Task directions: Could you give back the listing below exactly, every line included?

======

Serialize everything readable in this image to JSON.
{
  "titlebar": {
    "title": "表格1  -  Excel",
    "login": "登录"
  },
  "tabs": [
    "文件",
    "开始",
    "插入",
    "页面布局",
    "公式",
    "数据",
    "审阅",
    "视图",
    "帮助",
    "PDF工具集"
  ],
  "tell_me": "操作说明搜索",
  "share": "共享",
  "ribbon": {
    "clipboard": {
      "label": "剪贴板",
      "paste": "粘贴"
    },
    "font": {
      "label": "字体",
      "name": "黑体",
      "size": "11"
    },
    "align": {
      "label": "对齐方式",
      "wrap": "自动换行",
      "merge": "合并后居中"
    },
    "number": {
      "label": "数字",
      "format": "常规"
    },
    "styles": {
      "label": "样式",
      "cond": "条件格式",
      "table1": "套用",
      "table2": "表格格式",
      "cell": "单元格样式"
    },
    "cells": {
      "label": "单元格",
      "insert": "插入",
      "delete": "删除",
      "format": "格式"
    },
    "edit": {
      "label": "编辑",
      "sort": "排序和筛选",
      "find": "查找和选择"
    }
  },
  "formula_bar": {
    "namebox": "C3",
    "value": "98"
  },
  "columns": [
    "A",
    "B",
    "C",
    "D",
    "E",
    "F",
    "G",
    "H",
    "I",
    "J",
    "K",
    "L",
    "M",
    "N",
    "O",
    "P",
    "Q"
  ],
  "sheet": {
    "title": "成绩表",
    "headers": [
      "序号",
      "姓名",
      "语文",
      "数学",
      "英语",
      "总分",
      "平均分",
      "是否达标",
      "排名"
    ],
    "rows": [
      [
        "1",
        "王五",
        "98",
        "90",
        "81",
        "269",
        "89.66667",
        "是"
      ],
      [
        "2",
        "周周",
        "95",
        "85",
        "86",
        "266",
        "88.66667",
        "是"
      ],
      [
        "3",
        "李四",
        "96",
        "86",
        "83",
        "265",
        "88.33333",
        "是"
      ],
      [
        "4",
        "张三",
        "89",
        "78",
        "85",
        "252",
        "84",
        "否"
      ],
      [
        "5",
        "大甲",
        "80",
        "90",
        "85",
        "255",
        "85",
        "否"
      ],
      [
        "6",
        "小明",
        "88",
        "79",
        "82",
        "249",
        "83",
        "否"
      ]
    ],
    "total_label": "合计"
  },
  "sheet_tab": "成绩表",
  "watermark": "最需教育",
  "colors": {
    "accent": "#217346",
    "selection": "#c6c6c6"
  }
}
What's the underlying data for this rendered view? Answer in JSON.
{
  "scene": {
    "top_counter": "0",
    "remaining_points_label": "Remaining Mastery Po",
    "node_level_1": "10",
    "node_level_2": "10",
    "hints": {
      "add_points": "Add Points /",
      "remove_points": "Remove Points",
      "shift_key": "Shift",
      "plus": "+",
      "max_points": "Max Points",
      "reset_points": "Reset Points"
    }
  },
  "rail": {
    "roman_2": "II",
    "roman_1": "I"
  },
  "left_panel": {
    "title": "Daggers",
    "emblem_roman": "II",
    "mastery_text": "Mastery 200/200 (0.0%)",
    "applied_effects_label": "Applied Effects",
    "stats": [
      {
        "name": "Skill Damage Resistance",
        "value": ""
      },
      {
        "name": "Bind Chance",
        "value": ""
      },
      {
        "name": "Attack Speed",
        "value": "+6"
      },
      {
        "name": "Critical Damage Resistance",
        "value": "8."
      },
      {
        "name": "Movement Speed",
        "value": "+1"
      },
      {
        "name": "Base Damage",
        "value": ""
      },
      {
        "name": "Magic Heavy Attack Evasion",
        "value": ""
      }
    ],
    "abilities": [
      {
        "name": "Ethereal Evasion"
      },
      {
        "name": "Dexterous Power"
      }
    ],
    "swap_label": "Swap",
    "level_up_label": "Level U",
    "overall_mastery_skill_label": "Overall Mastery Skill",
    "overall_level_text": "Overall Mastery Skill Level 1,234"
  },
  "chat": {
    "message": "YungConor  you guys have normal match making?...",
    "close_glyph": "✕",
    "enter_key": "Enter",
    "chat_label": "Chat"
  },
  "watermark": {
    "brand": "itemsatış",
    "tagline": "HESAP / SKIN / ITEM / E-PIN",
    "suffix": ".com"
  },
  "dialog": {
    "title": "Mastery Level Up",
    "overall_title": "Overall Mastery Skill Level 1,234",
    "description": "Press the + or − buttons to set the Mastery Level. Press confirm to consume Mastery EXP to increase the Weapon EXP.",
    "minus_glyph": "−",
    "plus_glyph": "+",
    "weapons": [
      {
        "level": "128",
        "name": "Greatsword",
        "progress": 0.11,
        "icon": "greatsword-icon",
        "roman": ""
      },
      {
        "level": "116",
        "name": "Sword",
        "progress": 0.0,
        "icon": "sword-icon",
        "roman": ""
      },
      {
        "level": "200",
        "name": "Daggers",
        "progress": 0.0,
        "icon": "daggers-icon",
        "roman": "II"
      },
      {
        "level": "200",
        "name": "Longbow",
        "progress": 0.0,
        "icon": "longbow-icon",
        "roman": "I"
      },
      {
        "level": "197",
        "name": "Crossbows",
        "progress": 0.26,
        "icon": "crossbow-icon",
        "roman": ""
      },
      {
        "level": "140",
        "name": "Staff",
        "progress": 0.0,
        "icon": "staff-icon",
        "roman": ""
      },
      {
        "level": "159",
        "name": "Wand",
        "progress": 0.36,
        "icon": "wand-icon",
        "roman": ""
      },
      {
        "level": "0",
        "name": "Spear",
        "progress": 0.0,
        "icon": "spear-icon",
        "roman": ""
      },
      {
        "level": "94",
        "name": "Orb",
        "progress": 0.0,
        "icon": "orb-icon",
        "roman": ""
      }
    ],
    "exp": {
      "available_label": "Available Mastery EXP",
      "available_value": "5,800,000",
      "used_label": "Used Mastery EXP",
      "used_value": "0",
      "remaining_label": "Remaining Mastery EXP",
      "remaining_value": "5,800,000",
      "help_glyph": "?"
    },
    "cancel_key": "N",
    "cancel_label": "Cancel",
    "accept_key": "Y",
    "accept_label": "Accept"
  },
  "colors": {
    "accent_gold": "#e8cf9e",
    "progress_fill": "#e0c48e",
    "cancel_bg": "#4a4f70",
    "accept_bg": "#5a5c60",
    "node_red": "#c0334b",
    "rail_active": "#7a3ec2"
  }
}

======

The completed task:
Serialize everything readable in this image to JSON.
{
  "titlebar": {
    "title": "表格1  -  Excel",
    "login": "登录"
  },
  "tabs": [
    "文件",
    "开始",
    "插入",
    "页面布局",
    "公式",
    "数据",
    "审阅",
    "视图",
    "帮助",
    "PDF工具集"
  ],
  "tell_me": "操作说明搜索",
  "share": "共享",
  "ribbon": {
    "clipboard": {
      "label": "剪贴板",
      "paste": "粘贴"
    },
    "font": {
      "label": "字体",
      "name": "黑体",
      "size": "11"
    },
    "align": {
      "label": "对齐方式",
      "wrap": "自动换行",
      "merge": "合并后居中"
    },
    "number": {
      "label": "数字",
      "format": "常规"
    },
    "styles": {
      "label": "样式",
      "cond": "条件格式",
      "table1": "套用",
      "table2": "表格格式",
      "cell": "单元格样式"
    },
    "cells": {
      "label": "单元格",
      "insert": "插入",
      "delete": "删除",
      "format": "格式"
    },
    "edit": {
      "label": "编辑",
      "sort": "排序和筛选",
      "find": "查找和选择"
    }
  },
  "formula_bar": {
    "namebox": "C3",
    "value": "98"
  },
  "columns": [
    "A",
    "B",
    "C",
    "D",
    "E",
    "F",
    "G",
    "H",
    "I",
    "J",
    "K",
    "L",
    "M",
    "N",
    "O",
    "P",
    "Q"
  ],
  "sheet": {
    "title": "成绩表",
    "headers": [
      "序号",
      "姓名",
      "语文",
      "数学",
      "英语",
      "总分",
      "平均分",
      "是否达标",
      "排名"
    ],
    "rows": [
      [
        "1",
        "王五",
        "98",
        "90",
        "81",
        "269",
        "89.66667",
        "是"
      ],
      [
        "2",
        "周周",
        "95",
        "85",
        "86",
        "266",
        "88.66667",
        "是"
      ],
      [
        "3",
        "李四",
        "96",
        "86",
        "83",
        "265",
        "88.33333",
        "是"
      ],
      [
        "4",
        "张三",
        "89",
        "78",
        "85",
        "252",
        "84",
        "否"
      ],
      [
        "5",
        "大甲",
        "80",
        "90",
        "85",
        "255",
        "85",
        "否"
      ],
      [
        "6",
        "小明",
        "88",
        "79",
        "82",
        "249",
        "83",
        "否"
      ]
    ],
    "total_label": "合计"
  },
  "sheet_tab": "成绩表",
  "watermark": "最需教育",
  "colors": {
    "accent": "#217346",
    "selection": "#c6c6c6"
  }
}
What's the underlying data for this rendered view? Answer in JSON.
{
  "scene": {
    "top_counter": "0",
    "remaining_points_label": "Remaining Mastery Po",
    "node_level_1": "10",
    "node_level_2": "10",
    "hints": {
      "add_points": "Add Points /",
      "remove_points": "Remove Points",
      "shift_key": "Shift",
      "plus": "+",
      "max_points": "Max Points",
      "reset_points": "Reset Points"
    }
  },
  "rail": {
    "roman_2": "II",
    "roman_1": "I"
  },
  "left_panel": {
    "title": "Daggers",
    "emblem_roman": "II",
    "mastery_text": "Mastery 200/200 (0.0%)",
    "applied_effects_label": "Applied Effects",
    "stats": [
      {
        "name": "Skill Damage Resistance",
        "value": ""
      },
      {
        "name": "Bind Chance",
        "value": ""
      },
      {
        "name": "Attack Speed",
        "value": "+6"
      },
      {
        "name": "Critical Damage Resistance",
        "value": "8."
      },
      {
        "name": "Movement Speed",
        "value": "+1"
      },
      {
        "name": "Base Damage",
        "value": ""
      },
      {
        "name": "Magic Heavy Attack Evasion",
        "value": ""
      }
    ],
    "abilities": [
      {
        "name": "Ethereal Evasion"
      },
      {
        "name": "Dexterous Power"
      }
    ],
    "swap_label": "Swap",
    "level_up_label": "Level U",
    "overall_mastery_skill_label": "Overall Mastery Skill",
    "overall_level_text": "Overall Mastery Skill Level 1,234"
  },
  "chat": {
    "message": "YungConor  you guys have normal match making?...",
    "close_glyph": "✕",
    "enter_key": "Enter",
    "chat_label": "Chat"
  },
  "watermark": {
    "brand": "itemsatış",
    "tagline": "HESAP / SKIN / ITEM / E-PIN",
    "suffix": ".com"
  },
  "dialog": {
    "title": "Mastery Level Up",
    "overall_title": "Overall Mastery Skill Level 1,234",
    "description": "Press the + or − buttons to set the Mastery Level. Press confirm to consume Mastery EXP to increase the Weapon EXP.",
    "minus_glyph": "−",
    "plus_glyph": "+",
    "weapons": [
      {
        "level": "128",
        "name": "Greatsword",
        "progress": 0.11,
        "icon": "greatsword-icon",
        "roman": ""
      },
      {
        "level": "116",
        "name": "Sword",
        "progress": 0.0,
        "icon": "sword-icon",
        "roman": ""
      },
      {
        "level": "200",
        "name": "Daggers",
        "progress": 0.0,
        "icon": "daggers-icon",
        "roman": "II"
      },
      {
        "level": "200",
        "name": "Longbow",
        "progress": 0.0,
        "icon": "longbow-icon",
        "roman": "I"
      },
      {
        "level": "197",
        "name": "Crossbows",
        "progress": 0.26,
        "icon": "crossbow-icon",
        "roman": ""
      },
      {
        "level": "140",
        "name": "Staff",
        "progress": 0.0,
        "icon": "staff-icon",
        "roman": ""
      },
      {
        "level": "159",
        "name": "Wand",
        "progress": 0.36,
        "icon": "wand-icon",
        "roman": ""
      },
      {
        "level": "0",
        "name": "Spear",
        "progress": 0.0,
        "icon": "spear-icon",
        "roman": ""
      },
      {
        "level": "94",
        "name": "Orb",
        "progress": 0.0,
        "icon": "orb-icon",
        "roman": ""
      }
    ],
    "exp": {
      "available_label": "Available Mastery EXP",
      "available_value": "5,800,000",
      "used_label": "Used Mastery EXP",
      "used_value": "0",
      "remaining_label": "Remaining Mastery EXP",
      "remaining_value": "5,800,000",
      "help_glyph": "?"
    },
    "cancel_key": "N",
    "cancel_label": "Cancel",
    "accept_key": "Y",
    "accept_label": "Accept"
  },
  "colors": {
    "accent_gold": "#e8cf9e",
    "progress_fill": "#e0c48e",
    "cancel_bg": "#4a4f70",
    "accept_bg": "#5a5c60",
    "node_red": "#c0334b",
    "rail_active": "#7a3ec2"
  }
}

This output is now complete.